As previously outlined, there will be three solutions involved in the experiments. One is Germany’s Trigger payment solution that will trigger payments on the T2 RTGS. Another is Italy’s TIPS Hashlink solution and a third is France’s wholesale CBDC. The latter two will require funds to be escrowed via the national central bank before credit is given on the central bank money platform. Unused escrowed balances should be returned at the end of the day.

However, if the Eurosystem decides to proceed with any of the solutions, they will also have different treatments. The Trigger solution will use normal central bank reserves. But the other two would each require separate central bank reserve pots. So, from a fragmentation perspective, as currently designed, that puts them at a disadvantage.

Previous NTW-CG meetings: 123, 4

ODX’s START, Japan’s market for security tokens to expand beyond real estate

Last Christmas day, the Osaka Digital Exchange (ODX) launched the START secondary market for tokenized securities.

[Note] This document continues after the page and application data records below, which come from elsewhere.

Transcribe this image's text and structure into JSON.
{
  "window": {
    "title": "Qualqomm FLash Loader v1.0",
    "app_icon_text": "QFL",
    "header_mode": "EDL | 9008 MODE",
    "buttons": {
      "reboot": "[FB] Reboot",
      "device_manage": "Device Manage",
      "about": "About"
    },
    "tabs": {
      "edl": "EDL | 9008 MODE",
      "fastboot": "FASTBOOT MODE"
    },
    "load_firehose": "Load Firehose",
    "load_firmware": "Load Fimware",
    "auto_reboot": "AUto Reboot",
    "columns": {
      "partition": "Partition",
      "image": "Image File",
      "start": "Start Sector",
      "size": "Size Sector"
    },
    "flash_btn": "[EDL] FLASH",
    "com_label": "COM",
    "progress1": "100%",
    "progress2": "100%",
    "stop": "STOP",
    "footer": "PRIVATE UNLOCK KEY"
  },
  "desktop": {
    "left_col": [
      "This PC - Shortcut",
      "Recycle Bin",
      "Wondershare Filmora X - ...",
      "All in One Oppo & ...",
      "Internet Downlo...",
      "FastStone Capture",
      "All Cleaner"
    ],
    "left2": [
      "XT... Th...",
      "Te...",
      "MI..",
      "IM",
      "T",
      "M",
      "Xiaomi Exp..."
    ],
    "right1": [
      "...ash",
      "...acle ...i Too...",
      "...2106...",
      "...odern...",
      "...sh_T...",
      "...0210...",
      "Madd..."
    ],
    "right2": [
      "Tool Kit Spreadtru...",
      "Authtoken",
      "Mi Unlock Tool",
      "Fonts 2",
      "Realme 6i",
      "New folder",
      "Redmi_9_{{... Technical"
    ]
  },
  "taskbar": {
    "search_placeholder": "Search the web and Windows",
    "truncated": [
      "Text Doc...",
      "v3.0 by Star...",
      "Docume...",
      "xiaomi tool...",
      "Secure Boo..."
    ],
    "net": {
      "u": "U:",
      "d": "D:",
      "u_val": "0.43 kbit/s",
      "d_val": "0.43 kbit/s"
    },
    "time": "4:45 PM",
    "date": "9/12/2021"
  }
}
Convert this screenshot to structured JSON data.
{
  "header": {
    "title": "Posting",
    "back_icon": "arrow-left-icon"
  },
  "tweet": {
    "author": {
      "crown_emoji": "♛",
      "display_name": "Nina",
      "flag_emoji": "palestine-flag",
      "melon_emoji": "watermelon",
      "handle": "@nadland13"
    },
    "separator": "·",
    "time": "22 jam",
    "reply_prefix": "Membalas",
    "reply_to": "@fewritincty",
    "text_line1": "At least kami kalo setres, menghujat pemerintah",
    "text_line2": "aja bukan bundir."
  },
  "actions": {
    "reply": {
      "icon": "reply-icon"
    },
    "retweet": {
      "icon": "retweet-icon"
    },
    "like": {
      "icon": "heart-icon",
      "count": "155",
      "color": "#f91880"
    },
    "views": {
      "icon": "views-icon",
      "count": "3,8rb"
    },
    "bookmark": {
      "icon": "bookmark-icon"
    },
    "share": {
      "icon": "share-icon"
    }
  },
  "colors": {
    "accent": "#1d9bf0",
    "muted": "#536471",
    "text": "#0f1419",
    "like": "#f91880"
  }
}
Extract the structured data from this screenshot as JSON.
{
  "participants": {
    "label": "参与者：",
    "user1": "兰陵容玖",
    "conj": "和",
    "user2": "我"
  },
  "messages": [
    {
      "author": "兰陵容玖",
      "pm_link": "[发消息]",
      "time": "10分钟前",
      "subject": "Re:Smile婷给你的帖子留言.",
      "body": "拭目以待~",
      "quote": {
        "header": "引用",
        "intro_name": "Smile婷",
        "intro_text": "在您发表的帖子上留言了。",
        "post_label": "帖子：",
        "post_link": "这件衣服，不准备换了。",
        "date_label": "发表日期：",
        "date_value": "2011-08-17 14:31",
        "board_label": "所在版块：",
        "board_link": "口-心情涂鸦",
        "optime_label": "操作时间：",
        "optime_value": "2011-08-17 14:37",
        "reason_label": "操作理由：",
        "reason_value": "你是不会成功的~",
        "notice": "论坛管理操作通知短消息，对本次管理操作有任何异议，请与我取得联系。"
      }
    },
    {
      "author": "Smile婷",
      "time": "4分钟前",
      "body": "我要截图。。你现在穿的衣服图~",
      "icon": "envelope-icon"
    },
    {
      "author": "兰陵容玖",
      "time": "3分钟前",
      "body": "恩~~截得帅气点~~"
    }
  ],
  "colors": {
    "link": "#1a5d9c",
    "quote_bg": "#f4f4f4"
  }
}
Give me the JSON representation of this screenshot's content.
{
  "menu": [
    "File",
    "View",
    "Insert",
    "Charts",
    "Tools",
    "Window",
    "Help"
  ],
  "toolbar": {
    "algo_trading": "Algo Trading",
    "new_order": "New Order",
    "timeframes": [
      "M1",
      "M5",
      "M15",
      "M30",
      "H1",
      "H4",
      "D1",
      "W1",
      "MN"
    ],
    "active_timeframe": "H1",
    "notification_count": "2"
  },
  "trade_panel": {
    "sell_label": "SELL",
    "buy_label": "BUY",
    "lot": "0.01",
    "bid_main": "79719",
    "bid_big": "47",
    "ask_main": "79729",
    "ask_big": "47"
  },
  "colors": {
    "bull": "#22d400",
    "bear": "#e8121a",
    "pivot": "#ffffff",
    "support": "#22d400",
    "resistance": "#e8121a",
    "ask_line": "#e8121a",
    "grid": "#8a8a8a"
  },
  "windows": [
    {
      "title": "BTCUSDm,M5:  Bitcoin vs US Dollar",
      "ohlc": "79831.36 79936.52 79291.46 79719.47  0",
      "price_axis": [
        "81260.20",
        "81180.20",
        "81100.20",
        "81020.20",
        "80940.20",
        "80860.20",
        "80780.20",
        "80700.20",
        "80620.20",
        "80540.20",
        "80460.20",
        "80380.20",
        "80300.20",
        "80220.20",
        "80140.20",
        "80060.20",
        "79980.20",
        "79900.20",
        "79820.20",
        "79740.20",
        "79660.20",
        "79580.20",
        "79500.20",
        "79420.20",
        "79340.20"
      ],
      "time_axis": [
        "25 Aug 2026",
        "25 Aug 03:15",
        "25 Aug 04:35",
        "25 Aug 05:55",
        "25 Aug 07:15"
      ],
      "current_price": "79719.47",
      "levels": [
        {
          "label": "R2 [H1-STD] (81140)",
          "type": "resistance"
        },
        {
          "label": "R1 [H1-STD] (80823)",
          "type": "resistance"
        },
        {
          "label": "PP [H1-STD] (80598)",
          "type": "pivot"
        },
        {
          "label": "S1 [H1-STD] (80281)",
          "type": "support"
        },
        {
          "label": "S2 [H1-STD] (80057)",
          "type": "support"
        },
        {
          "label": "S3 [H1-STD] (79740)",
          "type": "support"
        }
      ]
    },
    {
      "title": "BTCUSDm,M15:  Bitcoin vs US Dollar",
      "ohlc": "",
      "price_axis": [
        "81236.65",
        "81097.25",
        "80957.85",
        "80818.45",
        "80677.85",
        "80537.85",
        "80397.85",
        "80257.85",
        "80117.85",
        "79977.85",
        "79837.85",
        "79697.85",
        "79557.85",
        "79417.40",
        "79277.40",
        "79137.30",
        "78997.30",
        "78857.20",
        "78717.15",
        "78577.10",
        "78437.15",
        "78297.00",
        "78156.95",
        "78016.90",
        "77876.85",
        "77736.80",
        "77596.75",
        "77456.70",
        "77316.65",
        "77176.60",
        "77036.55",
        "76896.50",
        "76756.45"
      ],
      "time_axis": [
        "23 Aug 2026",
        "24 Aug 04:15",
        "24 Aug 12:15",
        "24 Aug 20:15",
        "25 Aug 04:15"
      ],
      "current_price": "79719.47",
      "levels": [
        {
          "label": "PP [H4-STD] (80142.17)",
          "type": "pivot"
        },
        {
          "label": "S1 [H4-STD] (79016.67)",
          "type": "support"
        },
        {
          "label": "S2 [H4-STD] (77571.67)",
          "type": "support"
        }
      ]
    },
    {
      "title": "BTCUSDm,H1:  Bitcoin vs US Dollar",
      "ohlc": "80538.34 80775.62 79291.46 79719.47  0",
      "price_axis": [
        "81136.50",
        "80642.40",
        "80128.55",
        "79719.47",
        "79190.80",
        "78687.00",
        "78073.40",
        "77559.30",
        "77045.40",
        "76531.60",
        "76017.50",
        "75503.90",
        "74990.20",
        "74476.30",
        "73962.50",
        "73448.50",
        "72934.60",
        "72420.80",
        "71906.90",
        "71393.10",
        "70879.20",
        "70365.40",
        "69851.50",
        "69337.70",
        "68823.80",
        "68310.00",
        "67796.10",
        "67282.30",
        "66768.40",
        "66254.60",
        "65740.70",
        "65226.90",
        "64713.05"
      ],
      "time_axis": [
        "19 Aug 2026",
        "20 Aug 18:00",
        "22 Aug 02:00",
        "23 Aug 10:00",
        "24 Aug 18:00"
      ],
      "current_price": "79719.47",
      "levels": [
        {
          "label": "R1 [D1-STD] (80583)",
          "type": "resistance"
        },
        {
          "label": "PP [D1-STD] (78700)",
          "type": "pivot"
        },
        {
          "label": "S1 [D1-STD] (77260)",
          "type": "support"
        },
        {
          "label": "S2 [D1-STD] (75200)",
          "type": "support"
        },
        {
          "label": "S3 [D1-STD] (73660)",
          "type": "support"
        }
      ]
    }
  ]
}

Founded by SBI, backers include Daiwa Securities, Nomura, SMBC and the CBOE. Japan has a reasonable amount of institutional tokenization activity, mainly around real estate. START plans to support security tokens for other asset classes, including aircraft, ships and renewable energy assets.

Trading has been muted as might be expected for a novel marketplace, and only two digital securities were available at launch. During the first month there were 110 transactions for a total of JPY 11 million ($73,600).

The securities firms involved with the first tokens were SBI Securities and Daiwa Securities. Nomura Securities and SMBC Nikko Securities are expected to join the platform this year. Others have also approached the trading platform.

Additionally, ODX launched the START Operations Committee, which includes members from token issuers, trust banks, blockchain platforms (such as BOOSTRY and Progmat) and securities firms.

While there are a handful of digital securities secondary markets worldwide, most were created by startups rather than incumbents, as is the case here. Examples of secondary marketplaces include SecuritizeADDXFigureINX, and tZERO. Amongst incumbents, SIX launched the SIX Digital Exchange (SDX) in Switzerland.